CINCINNATI -- The Padres view promising young right-handers Luis Perdomo and Dinelson Lamet as integral pieces in their future rotation. And with the season wearing on into the dog days, they won't be babying either of them.
Neither Perdomo nor Lamet has been placed on an innings restriction this season. Given their heavy workloads last year, Padres manager Andy Green doesn't foresee either pitcher being limited over the final two months.
"They're both strong. The ball's coming out of their hand pretty well," Green said. "I don't think they'll hit an innings threshold we're uncomfortable with, so all of those things play in their favor to end the season in the rotation."

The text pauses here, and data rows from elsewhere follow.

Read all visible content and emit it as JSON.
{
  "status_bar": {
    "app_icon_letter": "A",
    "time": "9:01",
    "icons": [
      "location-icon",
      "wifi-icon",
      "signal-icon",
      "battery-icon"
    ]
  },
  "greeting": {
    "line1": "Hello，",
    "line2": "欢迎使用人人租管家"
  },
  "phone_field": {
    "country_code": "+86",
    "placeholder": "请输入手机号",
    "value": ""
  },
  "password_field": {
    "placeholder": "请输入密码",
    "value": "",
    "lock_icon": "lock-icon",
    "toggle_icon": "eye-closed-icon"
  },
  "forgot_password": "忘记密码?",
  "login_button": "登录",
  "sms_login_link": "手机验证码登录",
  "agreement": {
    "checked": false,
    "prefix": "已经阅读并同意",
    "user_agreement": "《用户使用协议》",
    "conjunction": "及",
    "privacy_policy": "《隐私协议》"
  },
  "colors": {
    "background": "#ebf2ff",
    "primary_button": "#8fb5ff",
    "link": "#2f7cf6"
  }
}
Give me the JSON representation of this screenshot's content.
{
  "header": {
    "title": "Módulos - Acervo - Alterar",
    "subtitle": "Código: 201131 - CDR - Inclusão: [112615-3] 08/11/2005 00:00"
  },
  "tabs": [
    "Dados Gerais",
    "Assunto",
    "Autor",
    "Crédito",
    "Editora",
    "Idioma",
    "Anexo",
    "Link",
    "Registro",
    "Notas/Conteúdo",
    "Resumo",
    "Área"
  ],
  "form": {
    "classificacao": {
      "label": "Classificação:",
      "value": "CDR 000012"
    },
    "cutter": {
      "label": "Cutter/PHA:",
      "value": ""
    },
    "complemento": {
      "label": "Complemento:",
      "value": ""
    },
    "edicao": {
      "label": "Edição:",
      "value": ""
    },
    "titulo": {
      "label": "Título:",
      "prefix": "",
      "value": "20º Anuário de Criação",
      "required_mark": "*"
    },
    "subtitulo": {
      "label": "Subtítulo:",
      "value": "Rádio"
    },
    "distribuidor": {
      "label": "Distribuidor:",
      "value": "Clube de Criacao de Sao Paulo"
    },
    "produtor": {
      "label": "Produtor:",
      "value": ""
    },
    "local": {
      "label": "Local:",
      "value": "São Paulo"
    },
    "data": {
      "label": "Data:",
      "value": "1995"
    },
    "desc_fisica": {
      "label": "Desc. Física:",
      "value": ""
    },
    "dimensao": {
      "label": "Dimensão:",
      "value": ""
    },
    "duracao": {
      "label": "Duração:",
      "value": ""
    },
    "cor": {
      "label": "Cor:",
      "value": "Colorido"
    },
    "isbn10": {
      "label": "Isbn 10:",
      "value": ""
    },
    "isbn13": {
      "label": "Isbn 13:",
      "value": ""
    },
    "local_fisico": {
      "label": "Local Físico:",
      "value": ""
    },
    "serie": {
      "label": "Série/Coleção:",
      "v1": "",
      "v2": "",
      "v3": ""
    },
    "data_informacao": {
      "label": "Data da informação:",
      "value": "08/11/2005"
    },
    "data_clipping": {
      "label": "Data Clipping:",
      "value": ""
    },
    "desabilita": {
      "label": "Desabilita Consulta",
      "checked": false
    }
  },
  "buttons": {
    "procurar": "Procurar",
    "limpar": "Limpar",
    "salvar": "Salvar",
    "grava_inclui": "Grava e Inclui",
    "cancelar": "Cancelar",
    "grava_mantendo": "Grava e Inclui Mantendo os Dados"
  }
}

Between three levels in the Minors last season, Lamet threw 150 innings. Perdomo, a Rule 5 Draft choice last year, notched 146 2/3 -- the most by a San Diego rookie since Clay Hensley in 2006.

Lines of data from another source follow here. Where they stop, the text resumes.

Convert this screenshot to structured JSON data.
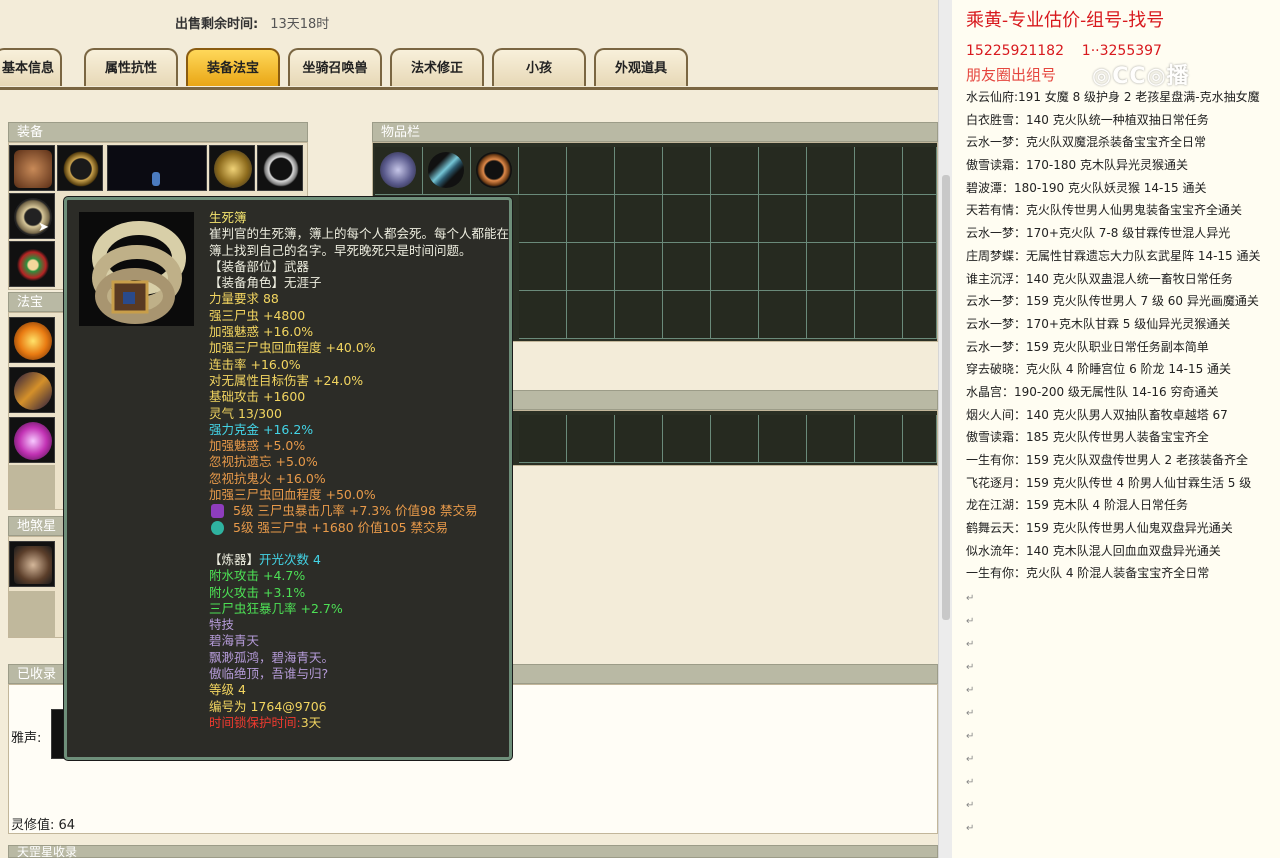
{
  "sale": {
    "label": "出售剩余时间:",
    "value": "13天18时"
  },
  "tabs": [
    {
      "label": "基本信息"
    },
    {
      "label": "属性抗性"
    },
    {
      "label": "装备法宝"
    },
    {
      "label": "坐骑召唤兽"
    },
    {
      "label": "法术修正"
    },
    {
      "label": "小孩"
    },
    {
      "label": "外观道具"
    }
  ],
  "panels": {
    "equip": "装备",
    "inventory": "物品栏",
    "fabao": "法宝",
    "dishastar": "地煞星",
    "collected": "已收录",
    "yasheng": "雅声:",
    "lingxiu": "灵修值:",
    "lingxiu_value": "64",
    "tiangang": "天罡星收录"
  },
  "tooltip": {
    "name": "生死簿",
    "desc": "崔判官的生死簿，簿上的每个人都会死。每个人都能在簿上找到自己的名字。早死晚死只是时间问题。",
    "slot": "【装备部位】武器",
    "role": "【装备角色】无涯子",
    "lines": [
      {
        "text": "力量要求 88",
        "color": "yellow"
      },
      {
        "text": "强三尸虫 +4800",
        "color": "yellow"
      },
      {
        "text": "加强魅惑 +16.0%",
        "color": "yellow"
      },
      {
        "text": "加强三尸虫回血程度 +40.0%",
        "color": "yellow"
      },
      {
        "text": "连击率 +16.0%",
        "color": "yellow"
      },
      {
        "text": "对无属性目标伤害 +24.0%",
        "color": "yellow"
      },
      {
        "text": "基础攻击 +1600",
        "color": "yellow"
      },
      {
        "text": "灵气 13/300",
        "color": "yellow"
      },
      {
        "text": "强力克金 +16.2%",
        "color": "cyan"
      },
      {
        "text": "加强魅惑 +5.0%",
        "color": "orange"
      },
      {
        "text": "忽视抗遗忘 +5.0%",
        "color": "orange"
      },
      {
        "text": "忽视抗鬼火 +16.0%",
        "color": "orange"
      },
      {
        "text": "加强三尸虫回血程度 +50.0%",
        "color": "orange"
      }
    ],
    "gems": [
      {
        "text": "5级 三尸虫暴击几率 +7.3% 价值98 禁交易",
        "color": "#8e3dbd"
      },
      {
        "text": "5级 强三尸虫 +1680 价值105 禁交易",
        "color": "#2fb3a0"
      }
    ],
    "refine_label": "【炼器】",
    "refine_value": "开光次数 4",
    "refine": [
      {
        "text": "附水攻击 +4.7%"
      },
      {
        "text": "附火攻击 +3.1%"
      },
      {
        "text": "三尸虫狂暴几率 +2.7%"
      }
    ],
    "skill_title": "特技",
    "skill": [
      "碧海青天",
      "飘渺孤鸿，碧海青天。",
      "傲临绝顶，吾谁与归?"
    ],
    "level": "等级 4",
    "serial": "编号为 1764@9706",
    "protect_label": "时间锁保护时间:",
    "protect_value": "3天"
  },
  "right": {
    "title": "乘黄-专业估价-组号-找号",
    "phone1": "15225921182",
    "phone2": "1··3255397",
    "friend": "朋友圈出组号",
    "lines": [
      "水云仙府:191 女魔 8 级护身 2 老孩星盘满-克水抽女魔",
      "白衣胜雪：140 克火队统一种植双抽日常任务",
      "云水一梦：克火队双魔混杀装备宝宝齐全日常",
      "傲雪读霜：170-180 克木队异光灵猴通关",
      "碧波潭：180-190 克火队妖灵猴 14-15 通关",
      "天若有情：克火队传世男人仙男鬼装备宝宝齐全通关",
      "云水一梦：170+克火队 7-8 级甘霖传世混人异光",
      "庄周梦蝶：无属性甘霖遗忘大力队玄武星阵 14-15 通关",
      "谁主沉浮：140 克火队双蛊混人统一畜牧日常任务",
      "云水一梦：159 克火队传世男人 7 级 60 异光画魔通关",
      "云水一梦：170+克木队甘霖 5 级仙异光灵猴通关",
      "云水一梦：159 克火队职业日常任务副本简单",
      "穿去破晓：克火队 4 阶睡宫位 6 阶龙 14-15 通关",
      "水晶宫：190-200 级无属性队 14-16 穷奇通关",
      "烟火人间：140 克火队男人双抽队畜牧卓越塔 67",
      "傲雪读霜：185 克火队传世男人装备宝宝齐全",
      "一生有你：159 克火队双盘传世男人 2 老孩装备齐全",
      "飞花逐月：159 克火队传世 4 阶男人仙甘霖生活 5 级",
      "龙在江湖：159 克木队 4 阶混人日常任务",
      "鹤舞云天：159 克火队传世男人仙鬼双盘异光通关",
      "似水流年：140 克木队混人回血血双盘异光通关",
      "一生有你：克火队 4 阶混人装备宝宝齐全日常"
    ]
  },
  "colors": {
    "tab_active": "#f0b72a",
    "tooltip_bg": "#2c2c27",
    "tooltip_border": "#6e8f7a",
    "right_title": "#d8191e"
  }
}
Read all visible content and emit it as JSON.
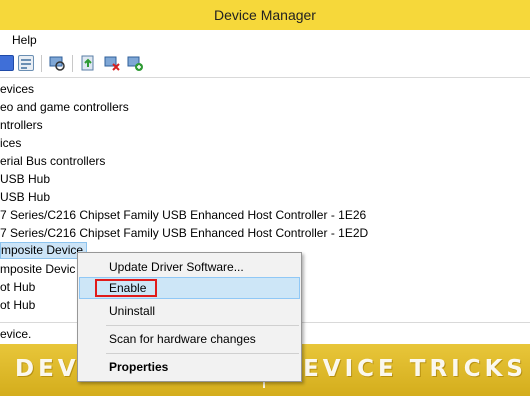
{
  "window": {
    "title": "Device Manager"
  },
  "menu": {
    "help": "Help"
  },
  "toolbar": {
    "icons": [
      "help-icon",
      "properties-view-icon",
      "scan-hardware-icon",
      "update-driver-icon",
      "uninstall-device-icon",
      "enable-device-icon"
    ]
  },
  "tree": {
    "items": [
      "evices",
      "eo and game controllers",
      "ntrollers",
      "ices",
      "erial Bus controllers",
      " USB Hub",
      " USB Hub",
      "7 Series/C216 Chipset Family USB Enhanced Host Controller - 1E26",
      "7 Series/C216 Chipset Family USB Enhanced Host Controller - 1E2D",
      "mposite Device",
      "mposite Devic",
      "ot Hub",
      "ot Hub"
    ]
  },
  "status": {
    "text": "evice."
  },
  "context_menu": {
    "items": [
      "Update Driver Software...",
      "Enable",
      "Uninstall",
      "Scan for hardware changes",
      "Properties"
    ]
  },
  "watermark": {
    "left": "DEVICE TRICKS",
    "right": "DEVICE TRICKS"
  },
  "colors": {
    "title_bar": "#f6d83a",
    "banner": "#dfb92a",
    "highlight_box": "#e01b1b",
    "selection": "#cce4f7"
  }
}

Perdomo, who allowed two runs over six-plus innings in a 7-3 win over the Reds on Tuesday, and Lamet each cracked the 100-innings mark last week. They're projected to exceed their 2016 totals, but only slightly.

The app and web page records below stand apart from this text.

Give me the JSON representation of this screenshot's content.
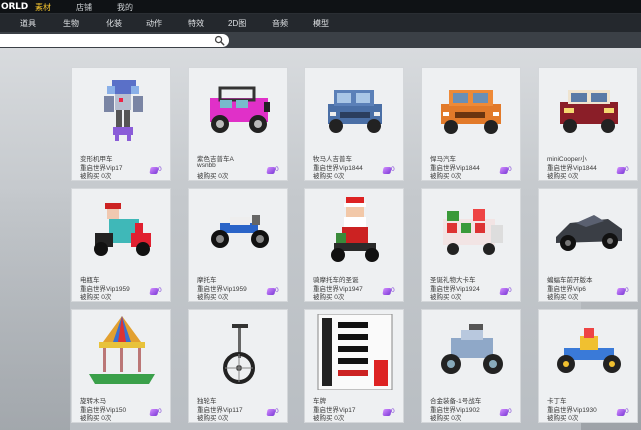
{
  "app": {
    "logo": "ORLD"
  },
  "top_tabs": [
    {
      "label": "素材",
      "active": true
    },
    {
      "label": "店铺",
      "active": false
    },
    {
      "label": "我的",
      "active": false
    }
  ],
  "categories": [
    "道具",
    "生物",
    "化装",
    "动作",
    "特效",
    "2D图",
    "音频",
    "模型"
  ],
  "search": {
    "value": "",
    "placeholder": ""
  },
  "colors": {
    "accent": "#f4c430",
    "price": "#7c3bd6"
  },
  "cards": [
    {
      "title": "变形机甲车",
      "author": "重启世界Vip17",
      "buys": "被购买 0次",
      "price": "0",
      "icon": "mech-robot-car"
    },
    {
      "title": "紫色吉普车A",
      "author": "wsnbb",
      "buys": "被购买 0次",
      "price": "0",
      "icon": "purple-jeep"
    },
    {
      "title": "牧马人吉普车",
      "author": "重启世界Vip1844",
      "buys": "被购买 0次",
      "price": "0",
      "icon": "blue-jeep"
    },
    {
      "title": "悍马汽车",
      "author": "重启世界Vip1844",
      "buys": "被购买 0次",
      "price": "0",
      "icon": "orange-hummer"
    },
    {
      "title": "miniCooper小",
      "author": "重启世界Vip1844",
      "buys": "被购买 0次",
      "price": "0",
      "icon": "red-mini-cooper"
    },
    {
      "title": "电瓶车",
      "author": "重启世界Vip1959",
      "buys": "被购买 0次",
      "price": "0",
      "icon": "electric-scooter"
    },
    {
      "title": "摩托车",
      "author": "重启世界Vip1959",
      "buys": "被购买 0次",
      "price": "0",
      "icon": "blue-motorcycle"
    },
    {
      "title": "骑摩托车的圣诞",
      "author": "重启世界Vip1947",
      "buys": "被购买 0次",
      "price": "0",
      "icon": "santa-motorcycle"
    },
    {
      "title": "圣诞礼物大卡车",
      "author": "重启世界Vip1924",
      "buys": "被购买 0次",
      "price": "0",
      "icon": "gift-truck"
    },
    {
      "title": "蝙蝠车前开版本",
      "author": "重启世界Vip6",
      "buys": "被购买 0次",
      "price": "0",
      "icon": "batmobile"
    },
    {
      "title": "旋转木马",
      "author": "重启世界Vip150",
      "buys": "被购买 0次",
      "price": "0",
      "icon": "carousel"
    },
    {
      "title": "独轮车",
      "author": "重启世界Vip117",
      "buys": "被购买 0次",
      "price": "0",
      "icon": "unicycle"
    },
    {
      "title": "车牌",
      "author": "重启世界Vip17",
      "buys": "被购买 0次",
      "price": "0",
      "icon": "license-plate"
    },
    {
      "title": "合金装备-1号战车",
      "author": "重启世界Vip1902",
      "buys": "被购买 0次",
      "price": "0",
      "icon": "armored-buggy"
    },
    {
      "title": "卡丁车",
      "author": "重启世界Vip1930",
      "buys": "被购买 0次",
      "price": "0",
      "icon": "go-kart"
    }
  ]
}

"I feel really good physically," Lamet said. "It's something I spent the offseason thinking about. ... That's what I was training for: To get my body in a place where it would be good when fatigue starts to hit this month and September."
The Padres used the All-Star break to push Perdomo and Lamet to the back of the rotation, giving each of them a 12-day break between starts.
It's possible they could do something similar as the season progresses, skipping a start that's sandwiched around an off-day. But that isn't in the plans right now, according to Green -- in part because of injuries and the lack of pitching depth at Triple-A.
In any case, both pitchers had a light early-season workload. Come September, that should play in the Padres' favor. Perdomo missed two starts with shoulder inflammation that turned out to be minor. Lamet, meanwhile, had the luxury of extra off-days and a more limited pitch count in Triple-A before his May callup.
"Neither one of them are way past what they've done in the past," said Green. "That's what you look at. In Perdomo's case, he missed a portion of the season earlier in the year, as we exercised some caution with the way his shoulder felt. Turned out he was fine, but I think that little bit of missed time enables him to get through the rest of the season."